Benefit dinner to be held Saturday in Cutler
Funds go to Laura Glover who needs a multi-organ transplant
CUTLER — A benefit will be held Saturday for a Little Hocking woman who needs to undergo a multiple organ transplant.
Laura Glover, 32, needs transplants of her liver, pancreas, stomach and small intestines.
The benefit will be held from 1 to 6 p.m. Saturday at the Cutler Community Building and proceeds will help Laura and her mother, Penny, with living expenses while Laura is at the Cleveland Clinic.
There will be a gun raffle, quilt raffle and a quarter of a beef raffle, along with a pie auction, silent auction and country store. Food will be available to eat in or carry out and live bluegrass and country rock music will be performed.
Penny said “some wonderful gifts have been donated.” Laura’s brother, Chance, donated two firearms for the gun raffle.
She said they are trying to raise $20,000, an amount quoted by a social worker at the Cleveland Clinic, as Penny and Laura will have to spend three months minimum in Cleveland.
“We’re going to have to stay in Cleveland, if everything goes well, one month in the hospital and two months following,” Penny said. “They are going to do biopsies and blood work at least three times a week.”

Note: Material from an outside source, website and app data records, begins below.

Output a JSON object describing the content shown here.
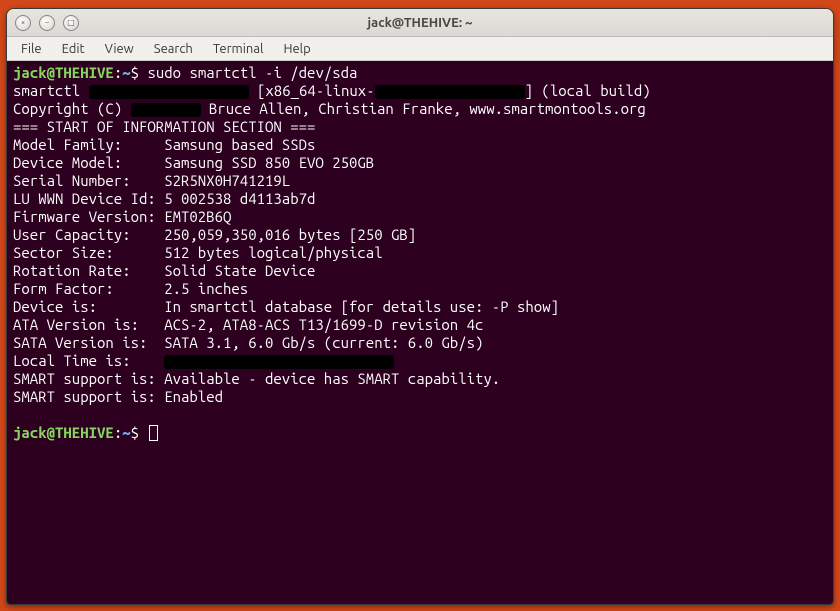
{
  "window": {
    "title": "jack@THEHIVE: ~"
  },
  "controls": {
    "close": "×",
    "min": "−",
    "max": "□"
  },
  "menu": {
    "file": "File",
    "edit": "Edit",
    "view": "View",
    "search": "Search",
    "terminal": "Terminal",
    "help": "Help"
  },
  "prompt": {
    "userhost": "jack@THEHIVE",
    "sep": ":",
    "path": "~",
    "dollar": "$ "
  },
  "cmd1": "sudo smartctl -i /dev/sda",
  "out": {
    "l1a": "smartctl ",
    "l1b": " [x86_64-linux-",
    "l1c": "] (local build)",
    "l2a": "Copyright (C) ",
    "l2b": " Bruce Allen, Christian Franke, www.smartmontools.org",
    "blank1": "",
    "l3": "=== START OF INFORMATION SECTION ===",
    "l4": "Model Family:     Samsung based SSDs",
    "l5": "Device Model:     Samsung SSD 850 EVO 250GB",
    "l6": "Serial Number:    S2R5NX0H741219L",
    "l7": "LU WWN Device Id: 5 002538 d4113ab7d",
    "l8": "Firmware Version: EMT02B6Q",
    "l9": "User Capacity:    250,059,350,016 bytes [250 GB]",
    "l10": "Sector Size:      512 bytes logical/physical",
    "l11": "Rotation Rate:    Solid State Device",
    "l12": "Form Factor:      2.5 inches",
    "l13": "Device is:        In smartctl database [for details use: -P show]",
    "l14": "ATA Version is:   ACS-2, ATA8-ACS T13/1699-D revision 4c",
    "l15": "SATA Version is:  SATA 3.1, 6.0 Gb/s (current: 6.0 Gb/s)",
    "l16": "Local Time is:    ",
    "l17": "SMART support is: Available - device has SMART capability.",
    "l18": "SMART support is: Enabled"
  }
}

She said they could spend upwards of a year in Cleveland if there are complications.
They will be staying at the Cleveland Transplant House, which provides small apartments for transplant patients and their families. Penny said the furnished apartments are $60 per night, which is far less than they would spend in a hotel.

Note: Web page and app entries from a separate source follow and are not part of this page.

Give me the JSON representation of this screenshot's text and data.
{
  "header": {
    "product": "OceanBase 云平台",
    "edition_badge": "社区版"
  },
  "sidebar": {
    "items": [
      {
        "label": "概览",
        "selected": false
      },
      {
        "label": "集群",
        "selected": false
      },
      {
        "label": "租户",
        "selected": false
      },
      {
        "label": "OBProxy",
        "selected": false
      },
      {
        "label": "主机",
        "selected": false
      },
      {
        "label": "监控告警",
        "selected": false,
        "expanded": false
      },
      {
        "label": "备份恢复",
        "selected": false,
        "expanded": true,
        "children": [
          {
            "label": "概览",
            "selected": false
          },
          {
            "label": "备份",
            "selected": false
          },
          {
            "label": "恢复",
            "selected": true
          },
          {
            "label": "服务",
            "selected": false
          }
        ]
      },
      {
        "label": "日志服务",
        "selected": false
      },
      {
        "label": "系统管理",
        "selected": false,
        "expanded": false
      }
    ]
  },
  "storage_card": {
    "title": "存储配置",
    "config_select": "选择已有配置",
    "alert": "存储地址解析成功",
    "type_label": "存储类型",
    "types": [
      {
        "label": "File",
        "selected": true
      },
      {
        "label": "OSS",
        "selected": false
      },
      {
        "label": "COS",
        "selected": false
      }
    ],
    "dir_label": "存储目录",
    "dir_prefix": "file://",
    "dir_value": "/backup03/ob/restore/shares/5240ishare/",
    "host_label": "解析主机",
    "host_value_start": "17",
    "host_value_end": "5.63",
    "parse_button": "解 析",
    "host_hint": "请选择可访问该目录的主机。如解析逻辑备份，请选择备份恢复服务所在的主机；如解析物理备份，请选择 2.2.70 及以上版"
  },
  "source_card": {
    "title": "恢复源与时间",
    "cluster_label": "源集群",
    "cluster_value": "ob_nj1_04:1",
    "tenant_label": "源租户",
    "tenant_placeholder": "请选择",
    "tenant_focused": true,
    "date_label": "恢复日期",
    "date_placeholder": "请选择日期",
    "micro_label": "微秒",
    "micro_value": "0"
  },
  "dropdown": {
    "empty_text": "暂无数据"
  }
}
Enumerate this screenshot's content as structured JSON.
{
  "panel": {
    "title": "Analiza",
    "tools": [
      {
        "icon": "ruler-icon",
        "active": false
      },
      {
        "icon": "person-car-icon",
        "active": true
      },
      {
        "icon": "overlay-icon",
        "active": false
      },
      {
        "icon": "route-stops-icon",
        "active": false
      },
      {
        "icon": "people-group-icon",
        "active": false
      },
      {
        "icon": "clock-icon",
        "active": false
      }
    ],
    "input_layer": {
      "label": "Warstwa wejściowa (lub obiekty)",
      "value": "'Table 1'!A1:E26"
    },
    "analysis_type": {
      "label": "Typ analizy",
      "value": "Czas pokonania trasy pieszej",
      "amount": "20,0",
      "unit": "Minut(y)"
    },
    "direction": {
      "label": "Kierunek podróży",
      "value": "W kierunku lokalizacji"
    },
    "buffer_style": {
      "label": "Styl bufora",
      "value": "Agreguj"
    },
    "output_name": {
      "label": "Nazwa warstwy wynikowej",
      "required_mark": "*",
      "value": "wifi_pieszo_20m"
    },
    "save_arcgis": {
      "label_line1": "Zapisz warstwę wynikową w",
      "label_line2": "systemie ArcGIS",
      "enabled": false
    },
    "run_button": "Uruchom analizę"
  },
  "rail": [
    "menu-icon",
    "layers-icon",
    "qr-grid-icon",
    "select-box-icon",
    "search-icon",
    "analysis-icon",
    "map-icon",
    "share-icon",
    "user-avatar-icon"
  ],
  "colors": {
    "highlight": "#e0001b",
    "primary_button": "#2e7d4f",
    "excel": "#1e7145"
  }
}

“That’s $1,800 a month just in rent,” she said.
She said their community and friends have “been wonderful in supporting us, raising money so we could stay up there.”
Even after Laura is released to return home, the pair will still have to make bi-weekly trips for consultations and treatment.
For the last few years, Laura has been treated at Ohio State University with what doctors call a “failure to thrive”, Penny said.
“She can’t hold nutrition. They were worried if she continued and if her liver failed, she could pass away. That’s when they suggested the transplant,” she said.
Penny said she didn’t think it was possible to transplant a stomach, liver, pancreas and small intestines until Laura’s diagnosis.
Laura was told she had a hereditary condition where her triglycerides would go into the thousands.
The Medical News Today shows doctors generally consider normal triglyceride levels to be below 150 milligrams per deciliter of blood.
Penny said her high numbers set her off into pancreatitis three times. The second time, her triglycerides were 10,000.
“The scarring of the pancreas blocked off the small intestine. Food wasn’t able to pass through and she wasn’t able to digest,” she explained.
Because of the blockages in the main artery into Laura’s liver, her body created numerous small arteries, but they weren’t sufficient or large enough to filter, Penny said.
Fluids have been collecting in Laura’s stomach.
“I can’t tell you how many times in the last few years people have thought she was 8 or 9 months pregnant,” she said.
When Laura finally undergoes the transplants, they will do the ductwork and arteries at the same time. While at OSU, they tried to treat her with surgeries and medication, but it didn’t help, Penny said.
“This has been going on for nine years, since her senior year in college,” she said.
She said there’s one thing that’s kept Laura going.
“She’s very strong in her faith and her faith has gotten her through all the trials she’s had,” Penny said.
Michele Newbanks can be reached at email@example.com.
If you go:
¯ What: Benefit dinner for Laura Glover.
¯ Where: Cutler Community Building.
¯ When: 1 to 6 p.m. Saturday.
¯ Why: To help with living expenses while she’s at the Cleveland Clinic.
Source: Penny Glover.